- _Task description_: Filter the entries for lines with the word "fraction".
== Excerpted records ==
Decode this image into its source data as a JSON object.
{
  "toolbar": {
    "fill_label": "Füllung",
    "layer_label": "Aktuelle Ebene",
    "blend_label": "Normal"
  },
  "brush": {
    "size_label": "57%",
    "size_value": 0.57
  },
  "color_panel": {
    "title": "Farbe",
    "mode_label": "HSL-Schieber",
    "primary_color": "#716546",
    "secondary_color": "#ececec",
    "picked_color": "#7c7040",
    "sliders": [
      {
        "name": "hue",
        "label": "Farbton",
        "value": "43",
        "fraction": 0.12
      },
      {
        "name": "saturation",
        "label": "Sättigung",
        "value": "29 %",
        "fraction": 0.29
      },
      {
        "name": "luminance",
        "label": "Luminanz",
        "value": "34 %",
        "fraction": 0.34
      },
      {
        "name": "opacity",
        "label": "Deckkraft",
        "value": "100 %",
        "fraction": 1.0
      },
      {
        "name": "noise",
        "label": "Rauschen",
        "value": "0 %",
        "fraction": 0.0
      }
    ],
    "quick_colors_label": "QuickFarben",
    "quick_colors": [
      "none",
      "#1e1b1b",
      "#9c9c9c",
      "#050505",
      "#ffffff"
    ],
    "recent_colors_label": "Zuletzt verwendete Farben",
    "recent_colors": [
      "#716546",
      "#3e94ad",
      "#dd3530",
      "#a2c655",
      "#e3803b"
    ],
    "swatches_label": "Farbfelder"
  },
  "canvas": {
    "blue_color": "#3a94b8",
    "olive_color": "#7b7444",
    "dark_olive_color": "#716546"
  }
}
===
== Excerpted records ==
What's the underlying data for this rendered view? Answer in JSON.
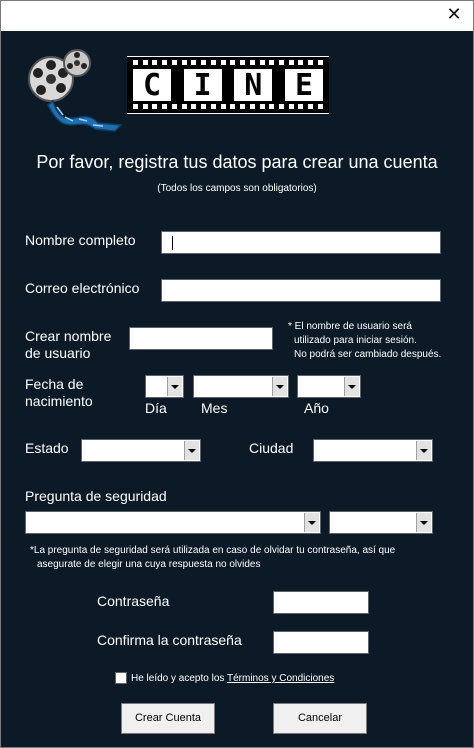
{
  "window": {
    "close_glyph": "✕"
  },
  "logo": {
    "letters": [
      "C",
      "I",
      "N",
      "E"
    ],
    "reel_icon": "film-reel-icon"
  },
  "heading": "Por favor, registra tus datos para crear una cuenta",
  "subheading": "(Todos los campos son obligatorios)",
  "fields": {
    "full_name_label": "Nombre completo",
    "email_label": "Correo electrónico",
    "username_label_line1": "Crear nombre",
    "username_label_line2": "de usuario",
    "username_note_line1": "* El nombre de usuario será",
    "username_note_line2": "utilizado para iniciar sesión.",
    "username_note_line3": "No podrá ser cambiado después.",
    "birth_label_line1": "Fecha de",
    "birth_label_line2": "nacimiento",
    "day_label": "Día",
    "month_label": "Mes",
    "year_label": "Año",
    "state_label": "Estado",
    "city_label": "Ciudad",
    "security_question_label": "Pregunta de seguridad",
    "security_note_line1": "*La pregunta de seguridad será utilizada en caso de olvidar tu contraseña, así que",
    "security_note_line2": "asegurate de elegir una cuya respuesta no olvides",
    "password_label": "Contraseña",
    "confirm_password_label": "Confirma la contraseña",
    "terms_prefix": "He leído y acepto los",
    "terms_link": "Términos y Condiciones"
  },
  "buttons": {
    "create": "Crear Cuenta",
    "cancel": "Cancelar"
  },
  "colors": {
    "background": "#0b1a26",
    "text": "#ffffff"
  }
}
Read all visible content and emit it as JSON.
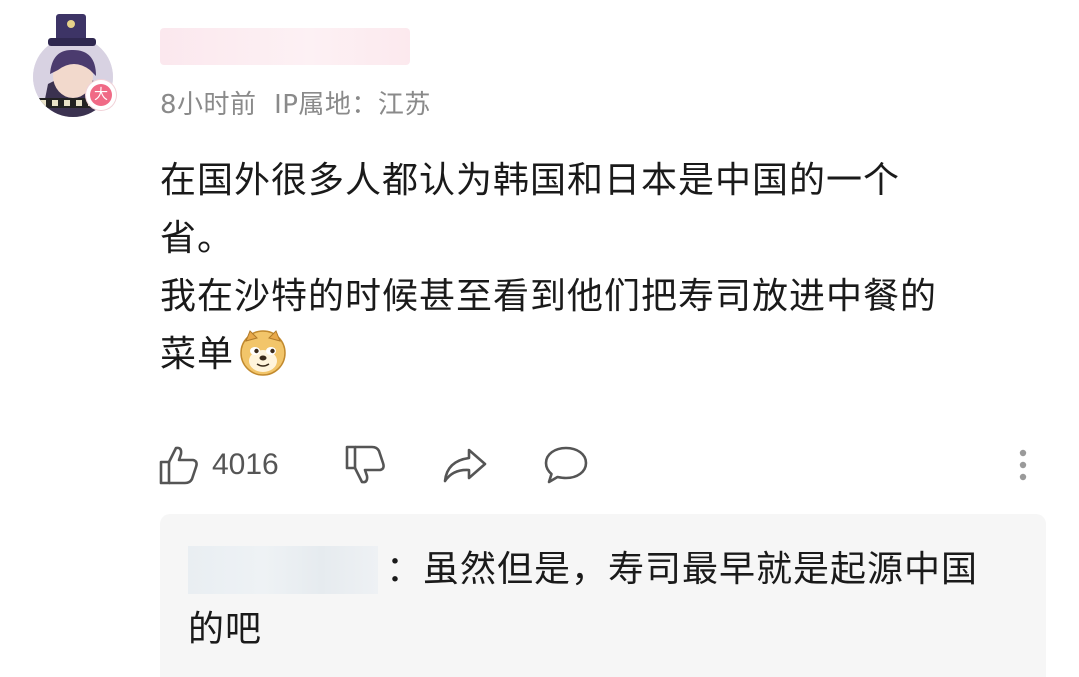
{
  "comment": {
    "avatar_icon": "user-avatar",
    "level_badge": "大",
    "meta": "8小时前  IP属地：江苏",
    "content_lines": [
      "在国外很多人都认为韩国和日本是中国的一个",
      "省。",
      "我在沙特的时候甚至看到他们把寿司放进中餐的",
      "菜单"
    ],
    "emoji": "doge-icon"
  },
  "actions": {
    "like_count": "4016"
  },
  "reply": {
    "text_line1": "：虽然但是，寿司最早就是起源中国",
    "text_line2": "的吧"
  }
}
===
- _Written response_:
        "fraction": 0.12
        "fraction": 0.29
        "fraction": 0.34
        "fraction": 1.0
        "fraction": 0.0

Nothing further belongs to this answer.